Rating: 2/5

Straight from the Hollywood feeding pen comes another vacuous Christmas turkey in the shape of Matthew Vaughn's sprawling fantasy epic Stardust, a movie I had such high expectations for, and one I'd find hard to sit through a second time. In fact, it was hard enough to make it through the first. Based on the novel by renowned author Neil Gaiman, Stardust sees our plucky young nobody Tristan (Charlie Cox) embroiled in a hopeless love triangle, spinning rivalry between himself and another suitor for the woman of his dreams, Victoria. And in order to win her heart as it were, he is required to retrieve a fallen star and present it to her on her birthday. The ensuing problem arises when he crosses 'The Wall' - over which a fantasy realm dwells - and Tristan finds out that his fallen star isn't a portion of solidified light, but a young, beautiful naiad named Yvaine, played delightfully by Claire Danes. The narrative plods along merrily with numerous plots overlapping, but only when the dreadfully wicked Lamia (Michelle Pfeiffer) is informed of the fallen star's arrival does it become interesting, as she realises it is imperative to capture Yvaine in order to maintain her youth. And how does she remedy this exactly? By cutting out her heart. Indeed. The story follows an unwieldy path of fantasy clichés and narrative gimmicks until it concludes in the most ludicrous, unbelievably naïve finale that frankly had me - and many others - snoring in the aisle.
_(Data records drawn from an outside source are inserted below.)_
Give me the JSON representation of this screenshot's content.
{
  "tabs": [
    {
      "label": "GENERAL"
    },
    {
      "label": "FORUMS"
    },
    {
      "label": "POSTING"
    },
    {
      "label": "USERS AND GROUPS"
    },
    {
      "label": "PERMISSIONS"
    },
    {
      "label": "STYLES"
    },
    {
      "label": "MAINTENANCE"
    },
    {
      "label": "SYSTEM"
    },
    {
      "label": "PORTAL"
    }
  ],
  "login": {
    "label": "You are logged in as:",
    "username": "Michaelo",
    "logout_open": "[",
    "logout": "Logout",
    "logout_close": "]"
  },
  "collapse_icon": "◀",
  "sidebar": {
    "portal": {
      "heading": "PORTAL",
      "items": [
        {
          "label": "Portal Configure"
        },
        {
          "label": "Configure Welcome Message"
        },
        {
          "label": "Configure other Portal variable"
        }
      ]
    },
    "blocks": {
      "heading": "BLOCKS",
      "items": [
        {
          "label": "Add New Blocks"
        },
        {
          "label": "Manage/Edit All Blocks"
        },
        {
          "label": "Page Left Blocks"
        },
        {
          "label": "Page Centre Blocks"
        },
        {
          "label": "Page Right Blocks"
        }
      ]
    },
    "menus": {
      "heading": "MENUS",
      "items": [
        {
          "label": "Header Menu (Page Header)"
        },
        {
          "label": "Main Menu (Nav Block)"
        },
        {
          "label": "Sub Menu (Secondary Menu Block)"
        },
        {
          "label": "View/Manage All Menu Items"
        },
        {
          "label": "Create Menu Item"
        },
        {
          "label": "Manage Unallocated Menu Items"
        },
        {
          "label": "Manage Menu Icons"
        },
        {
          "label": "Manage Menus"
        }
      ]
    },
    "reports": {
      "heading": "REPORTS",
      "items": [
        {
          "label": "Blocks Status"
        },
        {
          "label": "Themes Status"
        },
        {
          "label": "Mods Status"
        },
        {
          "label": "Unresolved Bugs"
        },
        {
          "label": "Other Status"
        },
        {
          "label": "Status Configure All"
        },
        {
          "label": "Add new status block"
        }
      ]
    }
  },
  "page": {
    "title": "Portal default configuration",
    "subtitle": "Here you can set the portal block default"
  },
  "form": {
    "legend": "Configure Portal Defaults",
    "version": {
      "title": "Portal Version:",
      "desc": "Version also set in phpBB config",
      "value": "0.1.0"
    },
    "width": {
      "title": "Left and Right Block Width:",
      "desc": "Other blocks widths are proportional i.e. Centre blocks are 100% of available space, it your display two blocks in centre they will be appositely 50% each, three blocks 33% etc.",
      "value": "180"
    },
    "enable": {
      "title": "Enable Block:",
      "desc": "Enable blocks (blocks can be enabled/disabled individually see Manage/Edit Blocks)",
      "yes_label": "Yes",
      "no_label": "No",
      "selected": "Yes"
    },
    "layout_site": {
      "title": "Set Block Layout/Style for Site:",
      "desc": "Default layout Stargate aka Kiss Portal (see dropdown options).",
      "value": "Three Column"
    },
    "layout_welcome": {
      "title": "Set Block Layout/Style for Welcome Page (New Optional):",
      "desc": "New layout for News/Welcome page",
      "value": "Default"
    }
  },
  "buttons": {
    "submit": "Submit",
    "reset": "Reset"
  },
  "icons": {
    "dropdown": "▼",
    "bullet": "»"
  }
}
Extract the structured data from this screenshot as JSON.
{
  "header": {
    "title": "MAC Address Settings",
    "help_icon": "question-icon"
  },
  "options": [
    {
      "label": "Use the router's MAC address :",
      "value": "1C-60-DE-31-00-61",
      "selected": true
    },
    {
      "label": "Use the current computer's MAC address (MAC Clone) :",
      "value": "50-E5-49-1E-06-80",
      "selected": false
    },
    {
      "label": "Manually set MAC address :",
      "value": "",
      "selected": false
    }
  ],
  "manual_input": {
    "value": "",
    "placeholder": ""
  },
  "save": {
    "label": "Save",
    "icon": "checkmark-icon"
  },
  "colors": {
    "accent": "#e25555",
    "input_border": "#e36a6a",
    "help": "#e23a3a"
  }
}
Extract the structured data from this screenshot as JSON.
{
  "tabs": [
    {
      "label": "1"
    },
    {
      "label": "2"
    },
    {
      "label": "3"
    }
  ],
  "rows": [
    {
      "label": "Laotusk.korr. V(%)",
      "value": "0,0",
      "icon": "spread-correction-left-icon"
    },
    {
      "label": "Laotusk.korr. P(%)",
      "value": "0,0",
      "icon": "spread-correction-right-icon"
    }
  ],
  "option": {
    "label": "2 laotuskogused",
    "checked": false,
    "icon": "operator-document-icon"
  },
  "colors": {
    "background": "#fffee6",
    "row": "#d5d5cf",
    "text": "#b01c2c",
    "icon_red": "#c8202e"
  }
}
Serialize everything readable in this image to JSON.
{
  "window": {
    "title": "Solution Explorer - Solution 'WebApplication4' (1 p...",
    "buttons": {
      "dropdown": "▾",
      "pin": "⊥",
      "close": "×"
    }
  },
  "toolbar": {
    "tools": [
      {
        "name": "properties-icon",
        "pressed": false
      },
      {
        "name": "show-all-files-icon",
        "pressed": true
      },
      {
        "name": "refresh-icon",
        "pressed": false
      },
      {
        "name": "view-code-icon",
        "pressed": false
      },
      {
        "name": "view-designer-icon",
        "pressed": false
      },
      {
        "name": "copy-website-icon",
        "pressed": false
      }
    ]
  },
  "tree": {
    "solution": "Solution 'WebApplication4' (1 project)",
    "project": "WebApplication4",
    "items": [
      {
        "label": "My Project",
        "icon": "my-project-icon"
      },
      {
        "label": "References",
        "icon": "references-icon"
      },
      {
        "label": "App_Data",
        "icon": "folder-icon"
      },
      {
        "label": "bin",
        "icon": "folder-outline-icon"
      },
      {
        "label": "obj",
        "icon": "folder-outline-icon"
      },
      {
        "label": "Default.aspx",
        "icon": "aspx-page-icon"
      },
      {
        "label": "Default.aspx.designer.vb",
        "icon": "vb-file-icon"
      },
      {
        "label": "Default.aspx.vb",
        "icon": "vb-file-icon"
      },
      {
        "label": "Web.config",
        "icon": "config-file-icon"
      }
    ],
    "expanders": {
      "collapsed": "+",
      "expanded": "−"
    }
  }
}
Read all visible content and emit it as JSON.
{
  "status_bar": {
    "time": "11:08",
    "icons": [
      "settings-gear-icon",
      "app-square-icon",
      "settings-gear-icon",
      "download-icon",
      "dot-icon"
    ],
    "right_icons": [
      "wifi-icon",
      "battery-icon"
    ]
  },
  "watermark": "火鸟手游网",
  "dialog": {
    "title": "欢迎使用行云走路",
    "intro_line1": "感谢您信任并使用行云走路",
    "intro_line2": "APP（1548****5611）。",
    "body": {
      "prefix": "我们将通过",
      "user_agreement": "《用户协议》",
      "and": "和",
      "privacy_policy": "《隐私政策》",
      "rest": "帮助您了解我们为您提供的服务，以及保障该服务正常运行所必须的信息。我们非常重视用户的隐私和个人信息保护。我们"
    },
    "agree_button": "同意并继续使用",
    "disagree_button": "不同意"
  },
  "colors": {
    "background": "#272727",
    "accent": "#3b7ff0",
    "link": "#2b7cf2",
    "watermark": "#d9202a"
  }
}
The issues I have with Stardust are not with the acting, or mise-en-scene, or music, or cinematography. Respectively, all of those things are of a high standard, as one would expect from a film of this scope. But the narrative is so ridiculously linear, and circumvents practically all the traditions of the fantasy genre that make it so universal. For starters, the basic principle of fantasy fiction is that it must be rooted in reality; otherwise it seems contrived and unconvincing. Tolkien's Middle Earth, as probably the most frequented example, is replete with believable characters, interesting history, and authentic culture. Feist's Midkemia is even more vibrant. Kerr's Deverry: even more so. But Gaiman/Vaughn's The Wall? How much thought has been put into this thing? One minute they are standing in a small, honest, British market town, the next, they cross a stone wall and boom - thriving fantasy empire. I just don't buy it. And it's not because I wanted to slam this thing from the word go; I was dying to sample Jane Goldman's screenplay; which is of a poor standard considering all the plugging her husband has rightfully done for her. The great Robert De Niro's character is so painfully unfunny that his career can be seen crawling from him like that of the greedy Hollywood producers that have flaunted their overflowing wallets to buy such cheap demographics.

Practically every British actor/stand up on the scene at the moment appears somewhat briefly in the film - Ricky Gervais manages to bring along David Brent in a tunic and cod-piece - and the performances of both Charlie Cox and Michelle Pfeiffer are rather credible, but despite all of its redeeming features, too much revenue and not enough thought has gone into the making of Stardust, and unless your children are dragging you by your feet to the local Odeon, this is one fairytale that is not worth telling.